RECORD EXCERPTS:
********

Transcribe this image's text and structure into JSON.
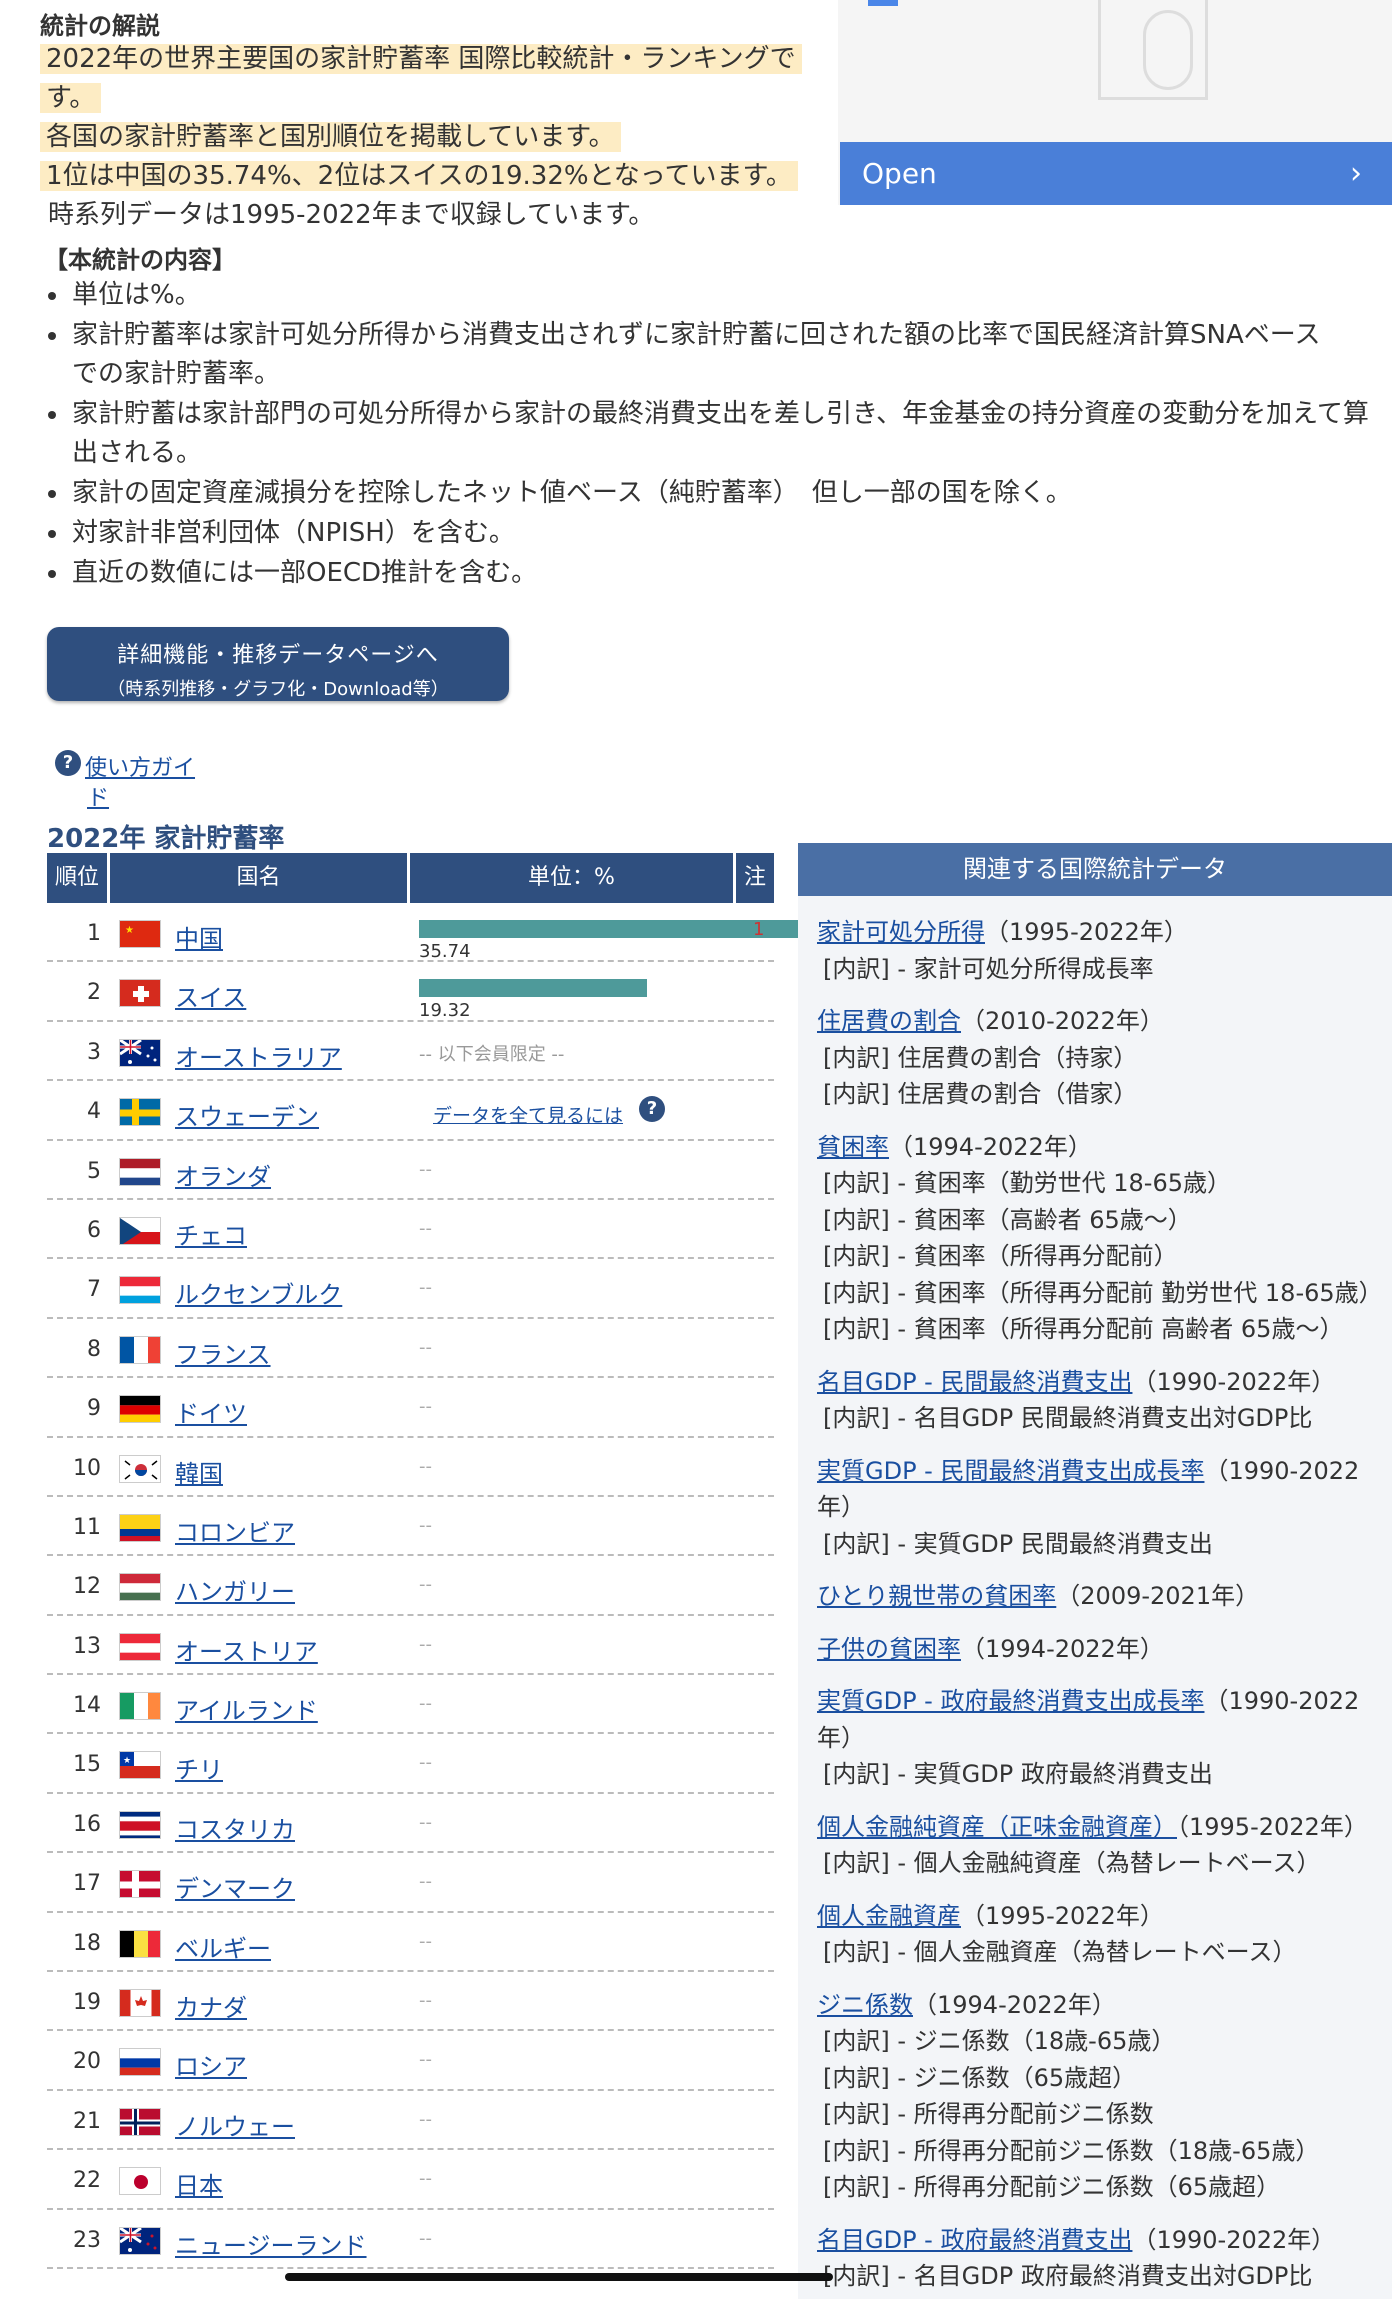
{
  "section_title": "統計の解説",
  "description": {
    "highlight_lines": [
      "2022年の世界主要国の家計貯蓄率 国際比較統計・ランキングで",
      "す。",
      "各国の家計貯蓄率と国別順位を掲載しています。",
      "1位は中国の35.74%、2位はスイスの19.32%となっています。"
    ],
    "plain_line": "時系列データは1995-2022年まで収録しています。"
  },
  "content_heading": "【本統計の内容】",
  "bullets": [
    "単位は%。",
    "家計貯蓄率は家計可処分所得から消費支出されずに家計貯蓄に回された額の比率で国民経済計算SNAベースでの家計貯蓄率。",
    "家計貯蓄は家計部門の可処分所得から家計の最終消費支出を差し引き、年金基金の持分資産の変動分を加えて算出される。",
    "家計の固定資産減損分を控除したネット値ベース（純貯蓄率）　但し一部の国を除く。",
    "対家計非営利団体（NPISH）を含む。",
    "直近の数値には一部OECD推計を含む。"
  ],
  "detail_button": {
    "line1": "詳細機能・推移データページへ",
    "line2": "（時系列推移・グラフ化・Download等）"
  },
  "ad": {
    "open_label": "Open",
    "chevron": "›"
  },
  "guide": {
    "line1": "使い方ガイ",
    "line2": "ド",
    "icon": "?"
  },
  "table": {
    "title": "2022年 家計貯蓄率",
    "headers": {
      "rank": "順位",
      "country": "国名",
      "unit": "単位：%",
      "note": "注"
    },
    "members_only": "-- 以下会員限定 --",
    "see_all": "データを全て見るには",
    "dash": "--",
    "rows": [
      {
        "rank": "1",
        "name": "中国",
        "value": "35.74",
        "bar_fraction": 1.0,
        "note": "1",
        "flag": "cn"
      },
      {
        "rank": "2",
        "name": "スイス",
        "value": "19.32",
        "bar_fraction": 0.5406,
        "flag": "ch"
      },
      {
        "rank": "3",
        "name": "オーストラリア",
        "flag": "au"
      },
      {
        "rank": "4",
        "name": "スウェーデン",
        "flag": "se"
      },
      {
        "rank": "5",
        "name": "オランダ",
        "flag": "nl"
      },
      {
        "rank": "6",
        "name": "チェコ",
        "flag": "cz"
      },
      {
        "rank": "7",
        "name": "ルクセンブルク",
        "flag": "lu"
      },
      {
        "rank": "8",
        "name": "フランス",
        "flag": "fr"
      },
      {
        "rank": "9",
        "name": "ドイツ",
        "flag": "de"
      },
      {
        "rank": "10",
        "name": "韓国",
        "flag": "kr"
      },
      {
        "rank": "11",
        "name": "コロンビア",
        "flag": "co"
      },
      {
        "rank": "12",
        "name": "ハンガリー",
        "flag": "hu"
      },
      {
        "rank": "13",
        "name": "オーストリア",
        "flag": "at"
      },
      {
        "rank": "14",
        "name": "アイルランド",
        "flag": "ie"
      },
      {
        "rank": "15",
        "name": "チリ",
        "flag": "cl"
      },
      {
        "rank": "16",
        "name": "コスタリカ",
        "flag": "cr"
      },
      {
        "rank": "17",
        "name": "デンマーク",
        "flag": "dk"
      },
      {
        "rank": "18",
        "name": "ベルギー",
        "flag": "be"
      },
      {
        "rank": "19",
        "name": "カナダ",
        "flag": "ca"
      },
      {
        "rank": "20",
        "name": "ロシア",
        "flag": "ru"
      },
      {
        "rank": "21",
        "name": "ノルウェー",
        "flag": "no"
      },
      {
        "rank": "22",
        "name": "日本",
        "flag": "jp"
      },
      {
        "rank": "23",
        "name": "ニュージーランド",
        "flag": "nz"
      }
    ]
  },
  "sidebar": {
    "title": "関連する国際統計データ",
    "items": [
      {
        "link": "家計可処分所得",
        "period": "（1995-2022年）",
        "subs": [
          "[内訳] - 家計可処分所得成長率"
        ]
      },
      {
        "link": "住居費の割合",
        "period": "（2010-2022年）",
        "subs": [
          "[内訳] 住居費の割合（持家）",
          "[内訳] 住居費の割合（借家）"
        ]
      },
      {
        "link": "貧困率",
        "period": "（1994-2022年）",
        "subs": [
          "[内訳] - 貧困率（勤労世代 18-65歳）",
          "[内訳] - 貧困率（高齢者 65歳～）",
          "[内訳] - 貧困率（所得再分配前）",
          "[内訳] - 貧困率（所得再分配前 勤労世代 18-65歳）",
          "[内訳] - 貧困率（所得再分配前 高齢者 65歳～）"
        ]
      },
      {
        "link": "名目GDP - 民間最終消費支出",
        "period": "（1990-2022年）",
        "subs": [
          "[内訳] - 名目GDP 民間最終消費支出対GDP比"
        ]
      },
      {
        "link": "実質GDP - 民間最終消費支出成長率",
        "period": "（1990-2022年）",
        "subs": [
          "[内訳] - 実質GDP 民間最終消費支出"
        ]
      },
      {
        "link": "ひとり親世帯の貧困率",
        "period": "（2009-2021年）",
        "subs": []
      },
      {
        "link": "子供の貧困率",
        "period": "（1994-2022年）",
        "subs": []
      },
      {
        "link": "実質GDP - 政府最終消費支出成長率",
        "period": "（1990-2022年）",
        "subs": [
          "[内訳] - 実質GDP 政府最終消費支出"
        ]
      },
      {
        "link": "個人金融純資産（正味金融資産）",
        "period": "（1995-2022年）",
        "subs": [
          "[内訳] - 個人金融純資産（為替レートベース）"
        ]
      },
      {
        "link": "個人金融資産",
        "period": "（1995-2022年）",
        "subs": [
          "[内訳] - 個人金融資産（為替レートベース）"
        ]
      },
      {
        "link": "ジニ係数",
        "period": "（1994-2022年）",
        "subs": [
          "[内訳] - ジニ係数（18歳-65歳）",
          "[内訳] - ジニ係数（65歳超）",
          "[内訳] - 所得再分配前ジニ係数",
          "[内訳] - 所得再分配前ジニ係数（18歳-65歳）",
          "[内訳] - 所得再分配前ジニ係数（65歳超）"
        ]
      },
      {
        "link": "名目GDP - 政府最終消費支出",
        "period": "（1990-2022年）",
        "subs": [
          "[内訳] - 名目GDP 政府最終消費支出対GDP比"
        ]
      }
    ]
  }
}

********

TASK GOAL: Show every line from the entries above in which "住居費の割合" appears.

WRITTEN SOLUTION:
        "link": "住居費の割合",
          "[内訳] 住居費の割合（持家）",
          "[内訳] 住居費の割合（借家）"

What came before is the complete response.